Dave Quintana with Acquity Group, an IT consulting company, informed me that their Boise office is rapidly expanding, but having trouble finding qualified Java developers and senior front end developers. He said the same of his former employer, Bodybuilding.com. Like Lokken, Quintana mentioned that these jobs pay well, but without the right education pipeline and training, it’s hard to find people. Quintana added, “I’ve often thought software development is the new manufacturing.”

He’s right. But it remains on us as a state to develop that kind of talent needed for the Manufacturing 2.0. Sure businesses want cheap labor, but as Lokken said, they can go to China or India for that. What businesses need is highly skilled labor that can think critically and innovate better than anyone else in the country.

Producing that type of talent both spawns development within the state and attracts outside business, which is a foundation of economic development.

To that end I urge that the state increase funding to Boise State for the specific purpose of buying top tier faculty from other universities.

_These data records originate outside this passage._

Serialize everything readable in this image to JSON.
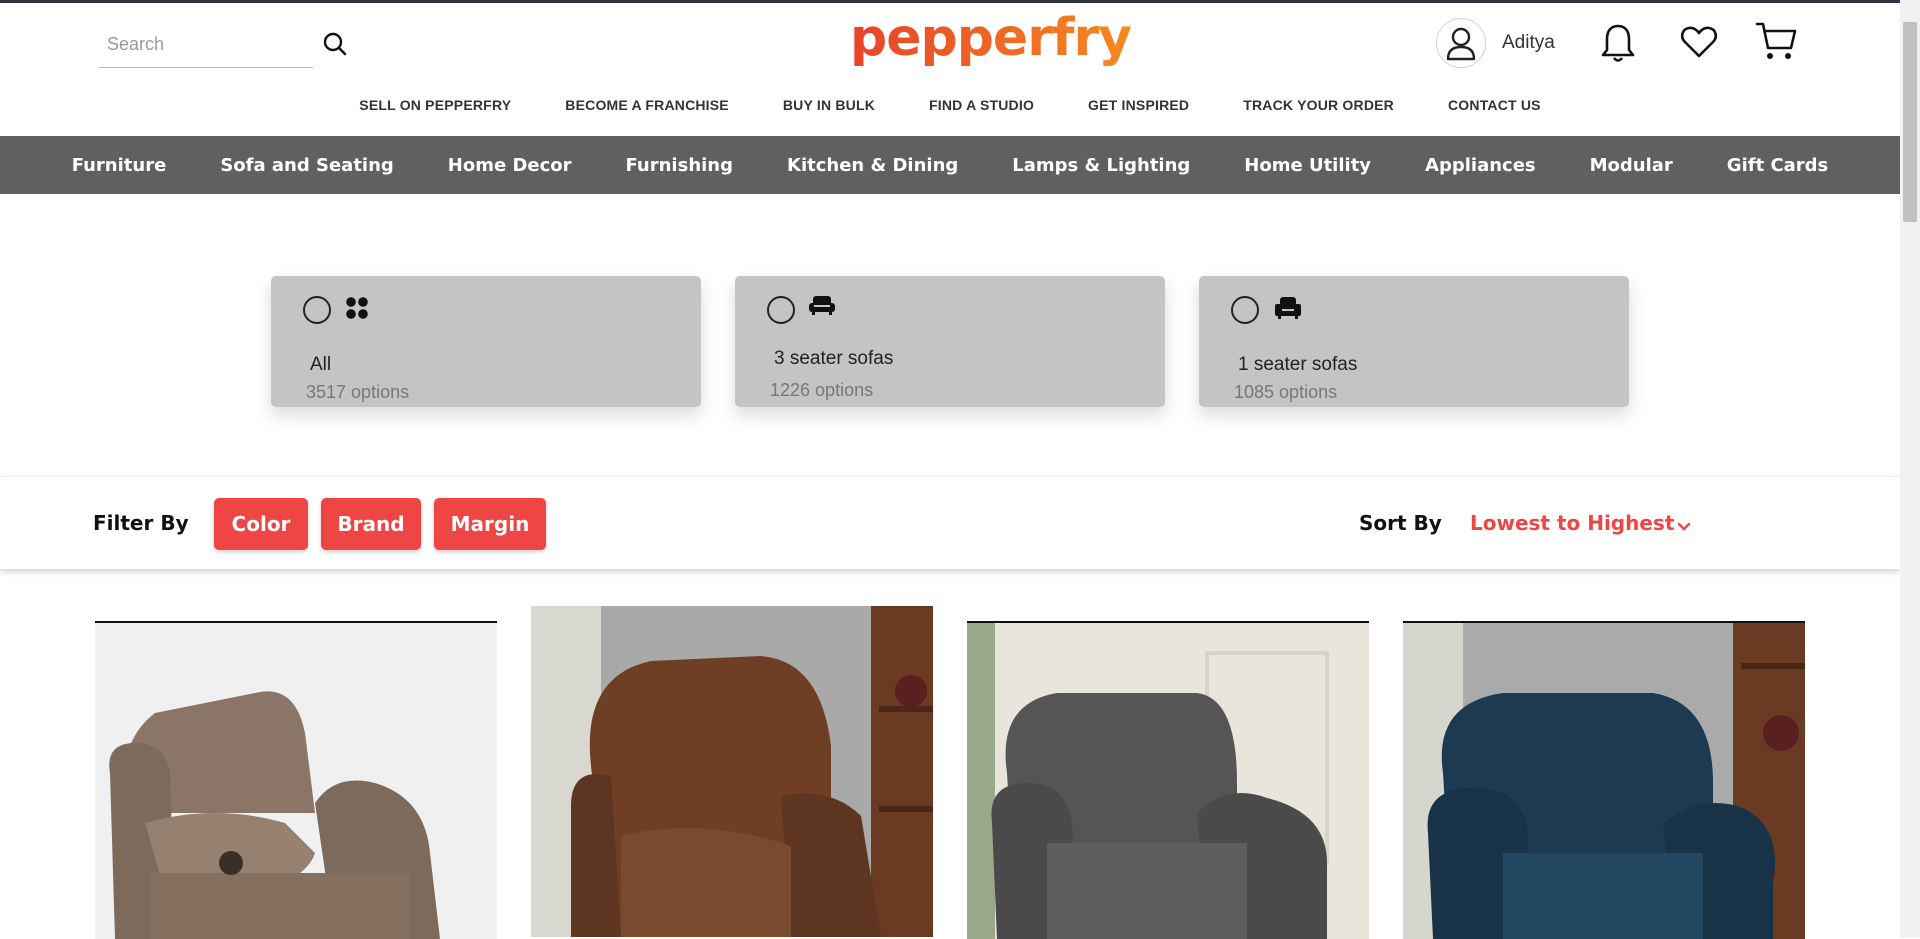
{
  "header": {
    "search_placeholder": "Search",
    "logo_text": "pepperfry",
    "username": "Aditya"
  },
  "util_links": [
    "SELL ON PEPPERFRY",
    "BECOME A FRANCHISE",
    "BUY IN BULK",
    "FIND A STUDIO",
    "GET INSPIRED",
    "TRACK YOUR ORDER",
    "CONTACT US"
  ],
  "categories": [
    "Furniture",
    "Sofa and Seating",
    "Home Decor",
    "Furnishing",
    "Kitchen & Dining",
    "Lamps & Lighting",
    "Home Utility",
    "Appliances",
    "Modular",
    "Gift Cards"
  ],
  "option_cards": [
    {
      "title": "All",
      "count": "3517 options",
      "icon": "grid-icon"
    },
    {
      "title": "3 seater sofas",
      "count": "1226 options",
      "icon": "sofa-icon"
    },
    {
      "title": "1 seater sofas",
      "count": "1085 options",
      "icon": "armchair-icon"
    }
  ],
  "filter": {
    "label": "Filter By",
    "chips": [
      "Color",
      "Brand",
      "Margin"
    ],
    "sort_label": "Sort By",
    "sort_value": "Lowest to Highest"
  },
  "colors": {
    "brand_gradient_start": "#e8422a",
    "brand_gradient_end": "#f58a1f",
    "accent_red": "#f04545",
    "nav_bg": "#606060",
    "card_bg": "#c4c4c4"
  },
  "products": [
    {
      "name": "recliner-brown-suede",
      "color": "#8a7566"
    },
    {
      "name": "recliner-brown-leather",
      "color": "#6e3f24"
    },
    {
      "name": "recliner-grey-fabric",
      "color": "#555555"
    },
    {
      "name": "recliner-teal-fabric",
      "color": "#1c3b52"
    }
  ]
}
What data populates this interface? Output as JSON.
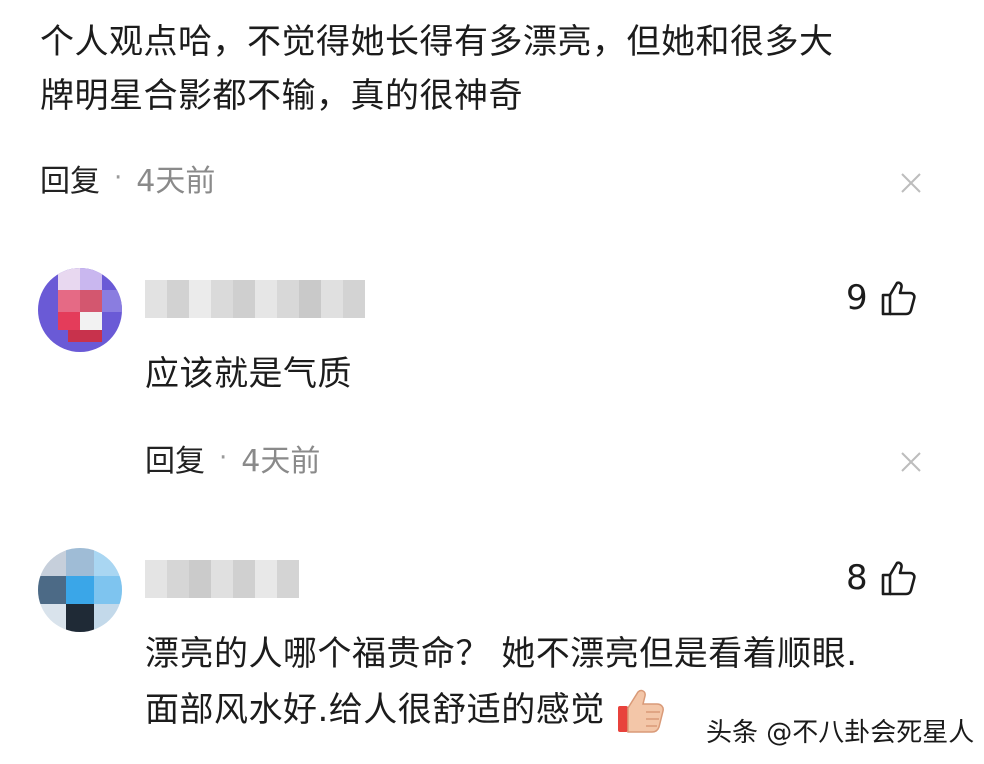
{
  "top_comment": {
    "line1": "个人观点哈，不觉得她长得有多漂亮，但她和很多大",
    "line2": "牌明星合影都不输，真的很神奇",
    "reply_label": "回复",
    "separator": "·",
    "time": "4天前"
  },
  "replies": [
    {
      "likes": "9",
      "text": "应该就是气质",
      "reply_label": "回复",
      "separator": "·",
      "time": "4天前"
    },
    {
      "likes": "8",
      "line1": "漂亮的人哪个福贵命？ 她不漂亮但是看着顺眼.",
      "line2": "面部风水好.给人很舒适的感觉"
    }
  ],
  "watermark": "头条 @不八卦会死星人",
  "icons": {
    "close": "close-icon",
    "like": "thumbs-up-icon",
    "emoji": "thumbs-up-emoji"
  },
  "colors": {
    "text": "#1c1c1c",
    "muted": "#8a8a8a",
    "close": "#bdbdbd"
  }
}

If we attract faculty, and give them free reign to establish a PhD program and expand the sciences, then we’ll create the type of environment that venture capital firms enjoying circling around.

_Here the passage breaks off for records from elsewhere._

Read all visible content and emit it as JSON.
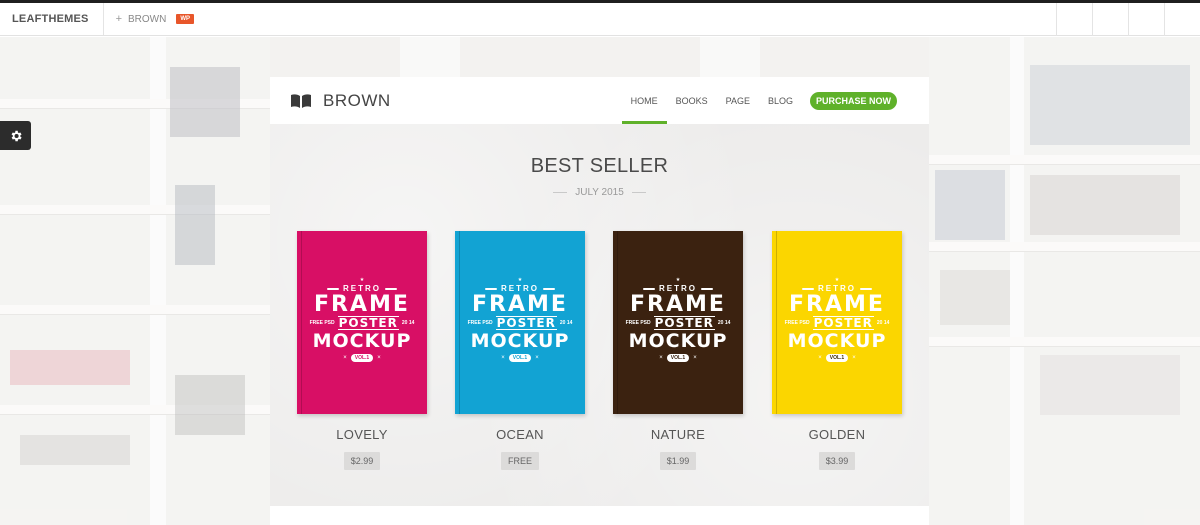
{
  "admin_bar": {
    "brand": "LEAFTHEMES",
    "theme_link": "BROWN",
    "badge": "WP"
  },
  "site": {
    "logo_text": "BROWN",
    "logo_icon": "open-book-icon",
    "nav": [
      {
        "label": "HOME",
        "active": true
      },
      {
        "label": "BOOKS",
        "active": false
      },
      {
        "label": "PAGE",
        "active": false
      },
      {
        "label": "BLOG",
        "active": false
      }
    ],
    "purchase_label": "PURCHASE NOW",
    "accent_color": "#5fb12a"
  },
  "section": {
    "title": "BEST SELLER",
    "subtitle": "JULY 2015"
  },
  "cover_text": {
    "retro": "RETRO",
    "frame": "FRAME",
    "poster": "POSTER",
    "left_small": "FREE PSD",
    "right_small": "20 14",
    "mockup": "MOCKUP",
    "vol": "VOL.1"
  },
  "products": [
    {
      "name": "LOVELY",
      "price": "$2.99",
      "cover_color": "#d80f65",
      "vol_text_color": "#d80f65"
    },
    {
      "name": "OCEAN",
      "price": "FREE",
      "cover_color": "#12a3d3",
      "vol_text_color": "#12a3d3"
    },
    {
      "name": "NATURE",
      "price": "$1.99",
      "cover_color": "#3b2210",
      "vol_text_color": "#3b2210"
    },
    {
      "name": "GOLDEN",
      "price": "$3.99",
      "cover_color": "#fbd600",
      "vol_text_color": "#3a2a00"
    }
  ],
  "settings_icon": "gear-icon"
}
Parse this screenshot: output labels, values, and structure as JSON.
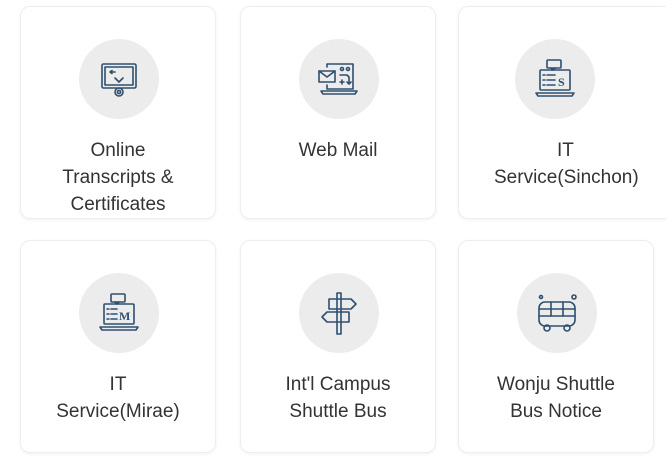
{
  "tiles": [
    {
      "label": "Online\nTranscripts &\nCertificates",
      "icon": "certificate-icon"
    },
    {
      "label": "Web Mail",
      "icon": "web-mail-icon"
    },
    {
      "label_line1": "IT",
      "label_line2": "Service(Sinchon)",
      "icon": "it-service-sinchon-icon"
    },
    {
      "label": "IT\nService(Mirae)",
      "icon": "it-service-mirae-icon"
    },
    {
      "label": "Int'l Campus\nShuttle Bus",
      "icon": "signpost-icon"
    },
    {
      "label": "Wonju Shuttle\nBus Notice",
      "icon": "bus-icon"
    }
  ],
  "colors": {
    "icon_stroke": "#2f4f6f",
    "icon_circle": "#ececec",
    "text": "#333333",
    "card_border": "#ebeef2"
  }
}
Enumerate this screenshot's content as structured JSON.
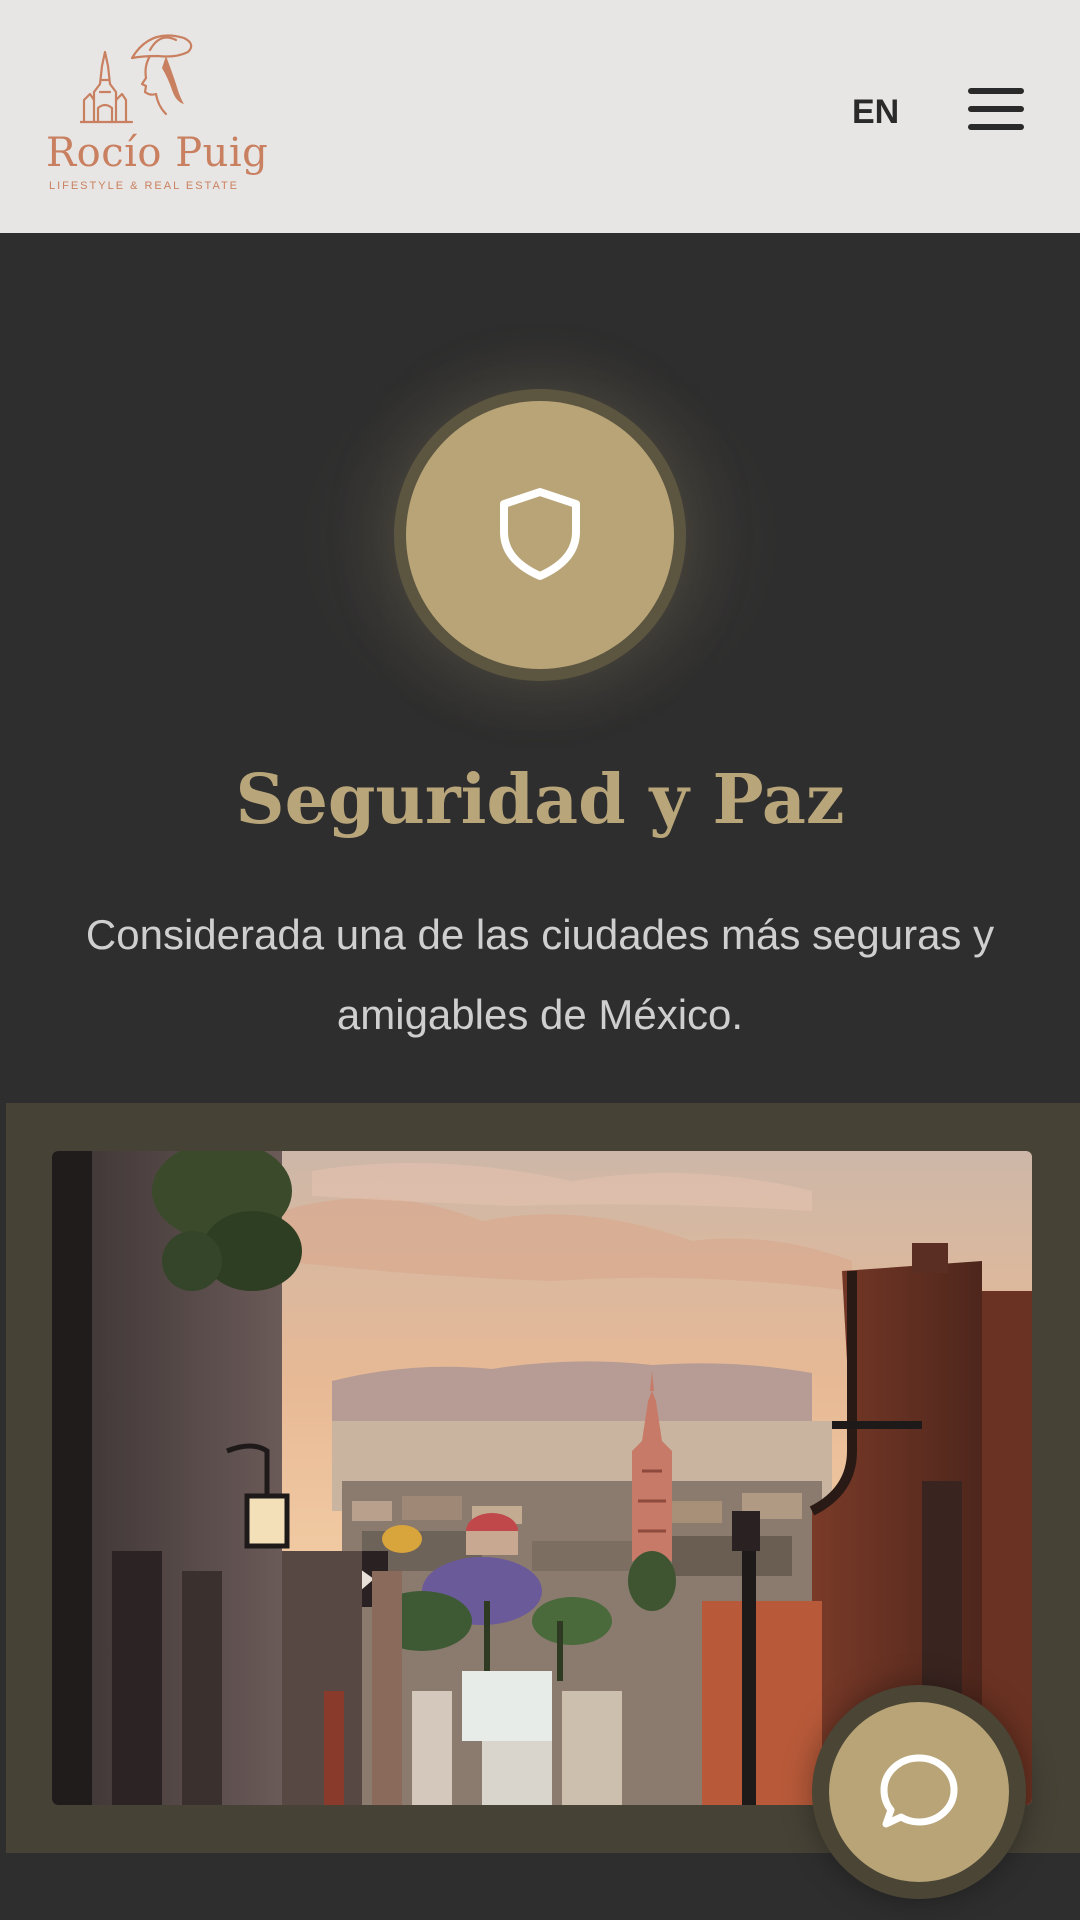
{
  "header": {
    "logo_name": "Rocío Puig",
    "logo_tagline": "LIFESTYLE & REAL ESTATE",
    "language_button": "EN",
    "menu_icon": "hamburger-menu-icon"
  },
  "feature": {
    "icon": "shield-icon",
    "title": "Seguridad y Paz",
    "description": "Considerada una de las ciudades más seguras y amigables de México."
  },
  "chat": {
    "icon": "chat-bubble-icon"
  },
  "colors": {
    "header_bg": "#e8e6e4",
    "page_bg": "#2e2e2e",
    "accent_gold": "#b8a477",
    "title_gold": "#b9a57a",
    "logo_terracotta": "#c98060",
    "band_bg": "#464236"
  }
}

Despite these trends, the Chamber’s focus is solar/alternative energy, manufacturing, health sciences, professional services. Software and computing products are just above wineries on the Leadership Conference list.

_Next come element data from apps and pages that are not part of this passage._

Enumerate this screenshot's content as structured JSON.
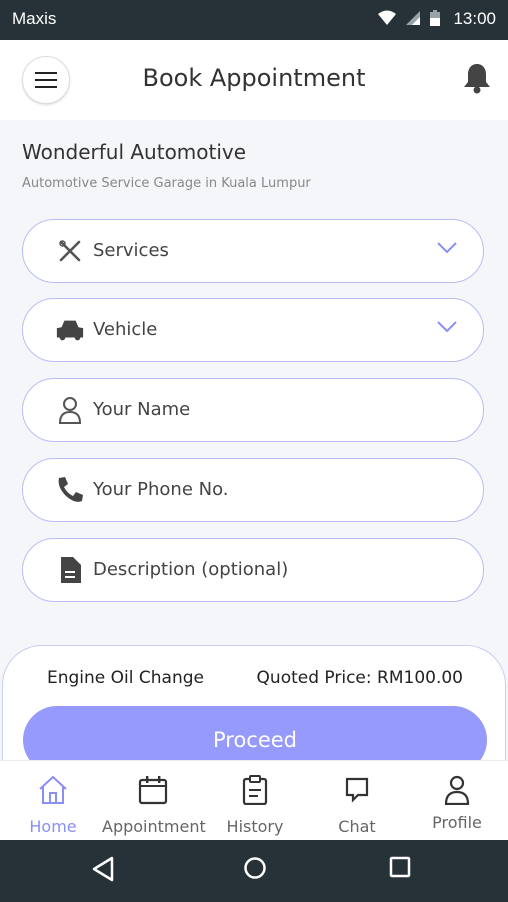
{
  "status_bar": {
    "carrier": "Maxis",
    "time": "13:00"
  },
  "header": {
    "title": "Book Appointment"
  },
  "garage": {
    "name": "Wonderful Automotive",
    "subtitle": "Automotive Service Garage in Kuala Lumpur"
  },
  "form": {
    "services": {
      "label": "Services",
      "icon": "tools-icon"
    },
    "vehicle": {
      "label": "Vehicle",
      "icon": "car-icon"
    },
    "name": {
      "label": "Your Name",
      "icon": "person-icon"
    },
    "phone": {
      "label": "Your Phone No.",
      "icon": "phone-icon"
    },
    "description": {
      "label": "Description (optional)",
      "icon": "document-icon"
    }
  },
  "summary": {
    "service": "Engine Oil Change",
    "quote": "Quoted Price: RM100.00",
    "proceed_label": "Proceed"
  },
  "tabs": [
    {
      "label": "Home",
      "icon": "home-icon",
      "active": true
    },
    {
      "label": "Appointment",
      "icon": "calendar-icon"
    },
    {
      "label": "History",
      "icon": "clipboard-icon"
    },
    {
      "label": "Chat",
      "icon": "chat-icon"
    },
    {
      "label": "Profile",
      "icon": "profile-icon"
    }
  ],
  "colors": {
    "accent": "#959afc",
    "status_bar": "#263238",
    "field_border": "#b9bdf3"
  }
}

Sure, anyone will say that Idaho welcomes any job creators that want to come, but structurally we can be doing more to attract certain types of employers. Idaho has the ability to become a leader in the manufacturing 2.0 world, but it requires investments.

To be clear, I’m not claiming that traditional manufacturing models are obsolete. Rather, I am urging Boise and Idaho to remain on the cutting edge, which requires structural investment. Certainly traditional manufacturing would help increase state revenue through sales to outside states, but wages will tend to be higher for those in Manufacturing 2.0.

There’s no easy fix. The corporate tax reduction, if passed, would take approximately ten years before arriving at the 4.9 percent rate. Ten years is about the same amount of time it would take establish new PhD programs, raise funds, and graduate a successful workforce (give or take a few years). The fact is that increasing funds to build a program and decreasing the tax rate are both long-term solutions.

If Idaho wants to establish itself as a national force, if BSU wants to be a top-tier research university, if we want to thrive, it will take time, money, patience and the willingness to spend more here, cut more there.

A tax reduction may signal that Idaho is open for business, but will it attract the companies we want? Will it bring the jobs we need; do we have the labor force to fill highly skilled jobs? If we can cut the tax rate without offsetting other needs, then let’s do it. But this Fields of Dream approach of if you cut it, they will come is either too bold or too risky depending on your viewpoint. I say too risky.

Let’s get the Legislature to allow for communities other than resort towns to pass local option taxation. Let’s expand the number of PhD programs at Boise State. Let’s lead the nation into the modern era of manufacturing.

You can reach Tucker at tslosburg@gmail.com or follow him on twitter @tuckslos.

About Tucker Slosburg

One comment

  1. Idaho simply cannot lower income taxes on businesses or individuals, without seriously disabling the hidden subsidies granted to the dominant rural, religious, and agricultural groups in the state. To do so would mean a spike in either property or sales taxes, and that’s politically unacceptable. The breathtakingly obvious conclusion is that these groups couldn’t give a whit of concern if the state’s urban and tech economy continues to crater.

    The ONLY THING that will change this is a truthful and accurate legislative redistricting map that genuinely reflects the state’s 70-80% urban population. But already those aforementioned groups have gamed that process for their own jaded and cynical purposes.